In a hurricane the wind pressure varies directly as the square of the wind velocity. If a wind pressure is a measure of a hurricane's destruction capacity, what happens to this destructive power when the wind speed doubles?
Let P = pressure and v = velocity (wind speed)
We are given p = v^2
Double velocity, so we have a new pressure P2:
P2 = (2v)^2
P2 = 4v^2
Compare the 2:
p = v^2
p = 4v^2
Doubling the wind speed quadruples, or 4 times the pressure.
Let P = pressure and v = velocity (wind speed)

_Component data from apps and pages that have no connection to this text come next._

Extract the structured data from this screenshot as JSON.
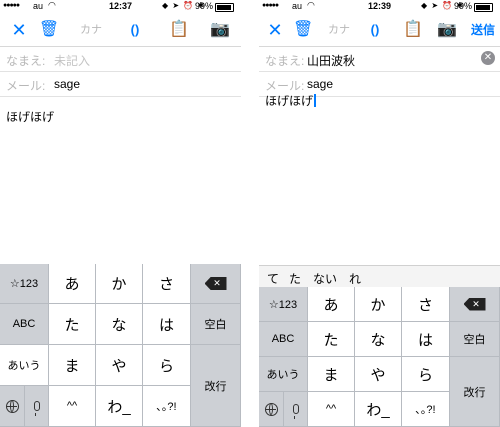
{
  "left": {
    "status": {
      "signal": "●●●●●",
      "carrier": "au",
      "time": "12:37",
      "system_icons": "◆ ➤ ⏰ ✱",
      "battery": "99%"
    },
    "toolbar": {
      "close": "✕",
      "trash": "🗑",
      "kana": "カナ",
      "paren": "()",
      "clipboard": "📋",
      "camera": "📷"
    },
    "name_label": "なまえ:",
    "name_value": "未記入",
    "mail_label": "メール:",
    "mail_value": "sage",
    "body_text": "ほげほげ",
    "keyboard": {
      "k123": "☆123",
      "a": "あ",
      "ka": "か",
      "sa": "さ",
      "abc": "ABC",
      "ta": "た",
      "na": "な",
      "ha": "は",
      "space": "空白",
      "aiu": "あいう",
      "ma": "ま",
      "ya": "や",
      "ra": "ら",
      "return": "改行",
      "face": "^^",
      "wa": "わ_",
      "punct": "､｡?!",
      "delete": "✕"
    }
  },
  "right": {
    "status": {
      "signal": "●●●●●",
      "carrier": "au",
      "time": "12:39",
      "system_icons": "◆ ➤ ⏰ ✱",
      "battery": "99%"
    },
    "toolbar": {
      "close": "✕",
      "trash": "🗑",
      "kana": "カナ",
      "paren": "()",
      "clipboard": "📋",
      "camera": "📷",
      "send": "送信"
    },
    "name_label": "なまえ:",
    "name_value": "山田波秋",
    "clear": "✕",
    "mail_label": "メール:",
    "mail_value": "sage",
    "body_text": "ほげほげ",
    "suggestions": [
      "て",
      "た",
      "ない",
      "れ"
    ],
    "keyboard": {
      "k123": "☆123",
      "a": "あ",
      "ka": "か",
      "sa": "さ",
      "abc": "ABC",
      "ta": "た",
      "na": "な",
      "ha": "は",
      "space": "空白",
      "aiu": "あいう",
      "ma": "ま",
      "ya": "や",
      "ra": "ら",
      "return": "改行",
      "face": "^^",
      "wa": "わ_",
      "punct": "､｡?!",
      "delete": "✕"
    }
  }
}
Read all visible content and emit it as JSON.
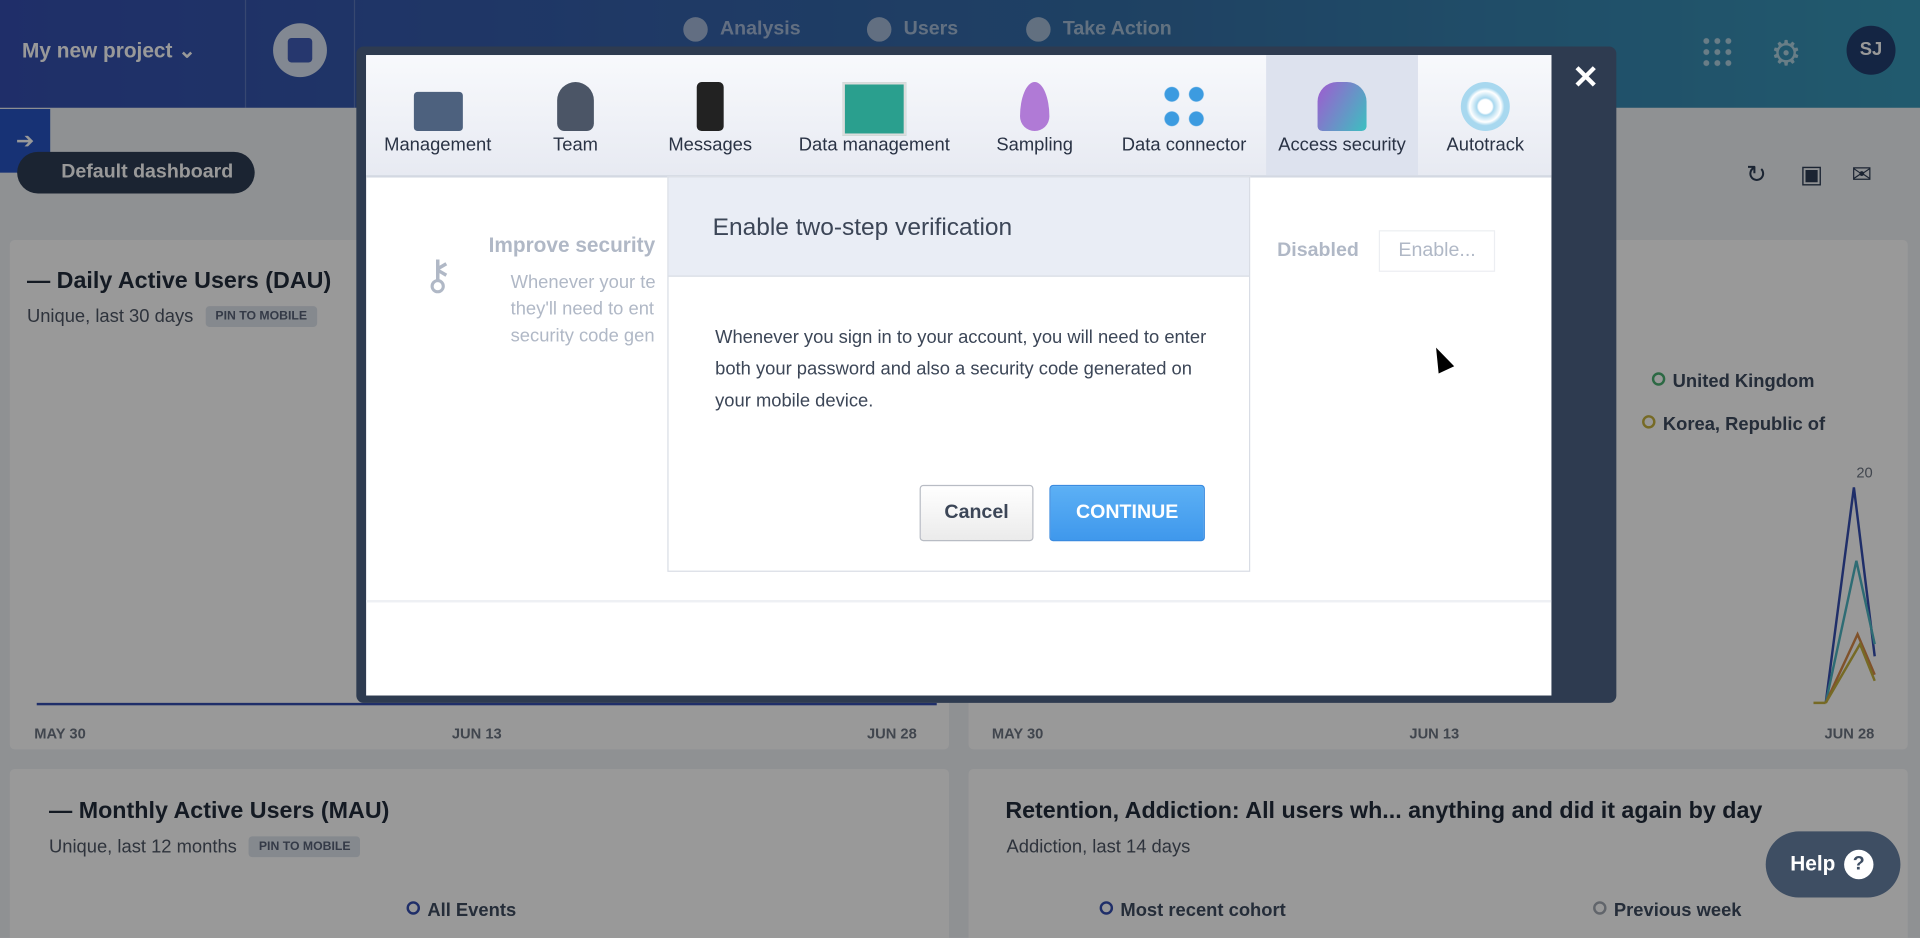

We are given p = v^2
Double velocity, so we have a new pressure P2:
P2 = (2v)^2
P2 = 4v^2
Compare the 2:
p = v^2
p = 4v^2
Doubling the wind speed quadruples, or 4 times the pressure.